HOW TO COMPLETE THIS TASK: Wherever the word "size" turns up in a line of the entries, copy that line.
====== MATERIAL TO PROCESS ======
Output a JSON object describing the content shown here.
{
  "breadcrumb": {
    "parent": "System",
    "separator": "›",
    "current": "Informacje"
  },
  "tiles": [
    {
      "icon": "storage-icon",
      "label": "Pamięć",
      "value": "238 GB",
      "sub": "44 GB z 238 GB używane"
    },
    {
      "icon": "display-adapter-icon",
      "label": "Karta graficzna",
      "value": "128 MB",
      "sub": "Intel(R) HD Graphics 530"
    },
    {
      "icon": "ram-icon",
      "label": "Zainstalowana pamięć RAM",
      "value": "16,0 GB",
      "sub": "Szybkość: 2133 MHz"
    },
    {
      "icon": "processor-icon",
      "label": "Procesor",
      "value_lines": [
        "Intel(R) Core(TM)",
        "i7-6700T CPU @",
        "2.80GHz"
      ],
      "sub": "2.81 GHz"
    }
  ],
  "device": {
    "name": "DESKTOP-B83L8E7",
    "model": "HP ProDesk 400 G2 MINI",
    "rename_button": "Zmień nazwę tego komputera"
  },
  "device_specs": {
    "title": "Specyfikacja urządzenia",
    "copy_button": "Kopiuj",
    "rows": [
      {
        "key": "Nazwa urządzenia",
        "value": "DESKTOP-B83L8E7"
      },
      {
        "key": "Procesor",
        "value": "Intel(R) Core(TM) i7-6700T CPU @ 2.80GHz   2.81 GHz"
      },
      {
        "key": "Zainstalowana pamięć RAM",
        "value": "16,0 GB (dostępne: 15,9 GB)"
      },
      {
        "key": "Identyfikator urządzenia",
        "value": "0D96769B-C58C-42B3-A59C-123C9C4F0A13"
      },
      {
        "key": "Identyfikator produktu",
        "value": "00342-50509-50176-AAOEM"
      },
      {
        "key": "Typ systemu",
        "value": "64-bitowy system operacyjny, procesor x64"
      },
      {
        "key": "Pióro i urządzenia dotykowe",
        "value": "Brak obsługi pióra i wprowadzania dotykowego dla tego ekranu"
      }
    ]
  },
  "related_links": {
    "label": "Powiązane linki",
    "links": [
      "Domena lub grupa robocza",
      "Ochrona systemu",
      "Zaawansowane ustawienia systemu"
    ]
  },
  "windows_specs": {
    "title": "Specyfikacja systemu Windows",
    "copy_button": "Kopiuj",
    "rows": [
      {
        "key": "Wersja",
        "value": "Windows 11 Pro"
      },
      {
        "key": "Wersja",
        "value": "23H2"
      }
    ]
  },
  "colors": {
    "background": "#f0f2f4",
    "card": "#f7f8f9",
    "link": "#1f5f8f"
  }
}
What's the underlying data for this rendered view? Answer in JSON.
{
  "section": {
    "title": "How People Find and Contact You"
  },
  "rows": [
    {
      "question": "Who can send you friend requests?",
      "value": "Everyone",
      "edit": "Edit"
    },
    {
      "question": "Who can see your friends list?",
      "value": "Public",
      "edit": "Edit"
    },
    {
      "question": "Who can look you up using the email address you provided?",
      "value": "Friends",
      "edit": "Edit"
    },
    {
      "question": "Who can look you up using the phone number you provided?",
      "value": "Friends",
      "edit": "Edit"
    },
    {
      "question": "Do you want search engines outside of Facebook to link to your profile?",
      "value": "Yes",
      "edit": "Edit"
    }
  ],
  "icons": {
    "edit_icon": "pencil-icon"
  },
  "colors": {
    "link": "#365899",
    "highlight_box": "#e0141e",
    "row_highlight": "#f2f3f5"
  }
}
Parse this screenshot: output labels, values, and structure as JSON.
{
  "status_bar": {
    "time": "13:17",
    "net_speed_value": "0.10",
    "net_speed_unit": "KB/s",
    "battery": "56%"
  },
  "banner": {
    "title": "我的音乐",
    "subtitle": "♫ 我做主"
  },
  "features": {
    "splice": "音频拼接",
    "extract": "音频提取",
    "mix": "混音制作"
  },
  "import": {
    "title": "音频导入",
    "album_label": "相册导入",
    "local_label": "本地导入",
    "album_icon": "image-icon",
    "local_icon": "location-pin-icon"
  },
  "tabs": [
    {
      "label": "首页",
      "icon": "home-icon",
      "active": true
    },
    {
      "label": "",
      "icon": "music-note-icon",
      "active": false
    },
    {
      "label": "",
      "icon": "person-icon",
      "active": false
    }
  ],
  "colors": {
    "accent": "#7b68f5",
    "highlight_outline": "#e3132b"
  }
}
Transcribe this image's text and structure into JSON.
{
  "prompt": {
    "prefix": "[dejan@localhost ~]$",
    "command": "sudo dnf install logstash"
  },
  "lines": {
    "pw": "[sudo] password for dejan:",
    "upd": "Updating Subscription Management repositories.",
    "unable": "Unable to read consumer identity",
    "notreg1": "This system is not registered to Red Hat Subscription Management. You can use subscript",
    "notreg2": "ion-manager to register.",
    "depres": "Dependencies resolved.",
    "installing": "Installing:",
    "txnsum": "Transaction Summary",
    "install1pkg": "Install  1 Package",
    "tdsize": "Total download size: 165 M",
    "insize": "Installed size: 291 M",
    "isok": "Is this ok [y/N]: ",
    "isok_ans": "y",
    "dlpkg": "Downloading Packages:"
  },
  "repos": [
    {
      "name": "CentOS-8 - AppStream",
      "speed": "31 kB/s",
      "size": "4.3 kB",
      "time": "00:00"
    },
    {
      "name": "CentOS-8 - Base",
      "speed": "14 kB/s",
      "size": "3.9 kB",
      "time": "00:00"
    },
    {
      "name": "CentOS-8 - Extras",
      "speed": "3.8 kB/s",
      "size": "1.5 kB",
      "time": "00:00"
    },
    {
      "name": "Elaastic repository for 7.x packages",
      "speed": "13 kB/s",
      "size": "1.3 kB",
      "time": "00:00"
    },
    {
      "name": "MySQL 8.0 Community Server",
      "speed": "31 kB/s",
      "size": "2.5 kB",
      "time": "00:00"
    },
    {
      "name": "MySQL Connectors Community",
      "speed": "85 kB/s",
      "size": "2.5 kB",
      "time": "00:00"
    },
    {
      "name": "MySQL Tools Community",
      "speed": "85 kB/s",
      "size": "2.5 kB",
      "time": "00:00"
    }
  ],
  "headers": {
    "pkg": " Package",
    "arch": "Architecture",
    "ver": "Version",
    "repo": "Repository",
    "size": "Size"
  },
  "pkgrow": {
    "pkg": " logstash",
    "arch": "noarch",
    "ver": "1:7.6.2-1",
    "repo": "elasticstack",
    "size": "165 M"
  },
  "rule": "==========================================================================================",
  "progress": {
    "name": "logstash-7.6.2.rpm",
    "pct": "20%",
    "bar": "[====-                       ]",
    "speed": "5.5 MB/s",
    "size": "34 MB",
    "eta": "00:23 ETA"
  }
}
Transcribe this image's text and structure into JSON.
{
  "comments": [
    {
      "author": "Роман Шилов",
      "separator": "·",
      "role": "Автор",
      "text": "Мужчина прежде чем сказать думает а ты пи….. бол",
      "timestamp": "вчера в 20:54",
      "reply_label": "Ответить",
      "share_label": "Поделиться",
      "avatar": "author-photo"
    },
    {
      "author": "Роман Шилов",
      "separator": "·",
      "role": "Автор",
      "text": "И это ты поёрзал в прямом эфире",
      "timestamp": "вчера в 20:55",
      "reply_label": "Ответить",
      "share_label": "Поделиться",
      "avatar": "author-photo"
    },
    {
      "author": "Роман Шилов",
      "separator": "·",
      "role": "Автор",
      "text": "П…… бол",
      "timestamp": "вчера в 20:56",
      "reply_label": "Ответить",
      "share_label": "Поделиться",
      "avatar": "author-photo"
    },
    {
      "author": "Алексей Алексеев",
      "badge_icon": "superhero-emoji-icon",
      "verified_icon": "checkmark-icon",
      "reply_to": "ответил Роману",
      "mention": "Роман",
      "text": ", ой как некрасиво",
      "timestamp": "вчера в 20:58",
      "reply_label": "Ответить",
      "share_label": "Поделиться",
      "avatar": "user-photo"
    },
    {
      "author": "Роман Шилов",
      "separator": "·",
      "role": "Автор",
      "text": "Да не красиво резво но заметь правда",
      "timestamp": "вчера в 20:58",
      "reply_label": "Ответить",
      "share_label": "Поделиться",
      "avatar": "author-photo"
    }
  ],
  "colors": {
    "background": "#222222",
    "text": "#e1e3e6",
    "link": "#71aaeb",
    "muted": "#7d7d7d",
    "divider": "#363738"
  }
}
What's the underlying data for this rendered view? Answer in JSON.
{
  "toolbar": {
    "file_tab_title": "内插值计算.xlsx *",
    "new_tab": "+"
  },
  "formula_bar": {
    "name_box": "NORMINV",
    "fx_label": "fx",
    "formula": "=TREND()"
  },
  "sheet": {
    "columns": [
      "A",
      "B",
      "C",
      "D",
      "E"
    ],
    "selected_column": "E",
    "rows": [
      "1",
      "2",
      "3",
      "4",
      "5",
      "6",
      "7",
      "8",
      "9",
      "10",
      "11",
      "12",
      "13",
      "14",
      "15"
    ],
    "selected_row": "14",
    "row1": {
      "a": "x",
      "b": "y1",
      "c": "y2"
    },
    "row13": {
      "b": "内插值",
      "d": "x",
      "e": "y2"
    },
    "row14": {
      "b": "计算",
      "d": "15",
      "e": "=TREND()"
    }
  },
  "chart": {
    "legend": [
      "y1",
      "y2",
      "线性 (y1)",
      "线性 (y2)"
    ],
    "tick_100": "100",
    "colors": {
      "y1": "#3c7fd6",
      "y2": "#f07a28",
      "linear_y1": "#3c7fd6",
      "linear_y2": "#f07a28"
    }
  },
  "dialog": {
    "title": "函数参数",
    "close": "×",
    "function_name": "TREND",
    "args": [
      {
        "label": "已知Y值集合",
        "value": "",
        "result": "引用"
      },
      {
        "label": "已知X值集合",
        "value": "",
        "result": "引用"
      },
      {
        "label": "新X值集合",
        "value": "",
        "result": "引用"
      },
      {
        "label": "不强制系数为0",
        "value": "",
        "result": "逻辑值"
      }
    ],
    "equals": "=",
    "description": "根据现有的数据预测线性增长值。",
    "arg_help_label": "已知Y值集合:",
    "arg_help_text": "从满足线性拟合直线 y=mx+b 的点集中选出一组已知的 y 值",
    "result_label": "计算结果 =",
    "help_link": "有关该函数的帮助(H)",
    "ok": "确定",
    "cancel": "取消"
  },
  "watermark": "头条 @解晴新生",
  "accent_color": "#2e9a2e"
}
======
FINAL ANSWER:
    "tdsize": "Total download size: 165 M",
    "insize": "Installed size: 291 M",
      "size": "4.3 kB",
      "size": "3.9 kB",
      "size": "1.5 kB",
      "size": "1.3 kB",
      "size": "2.5 kB",
      "size": "2.5 kB",
      "size": "2.5 kB",
    "size": "Size"
    "size": "165 M"
    "size": "34 MB",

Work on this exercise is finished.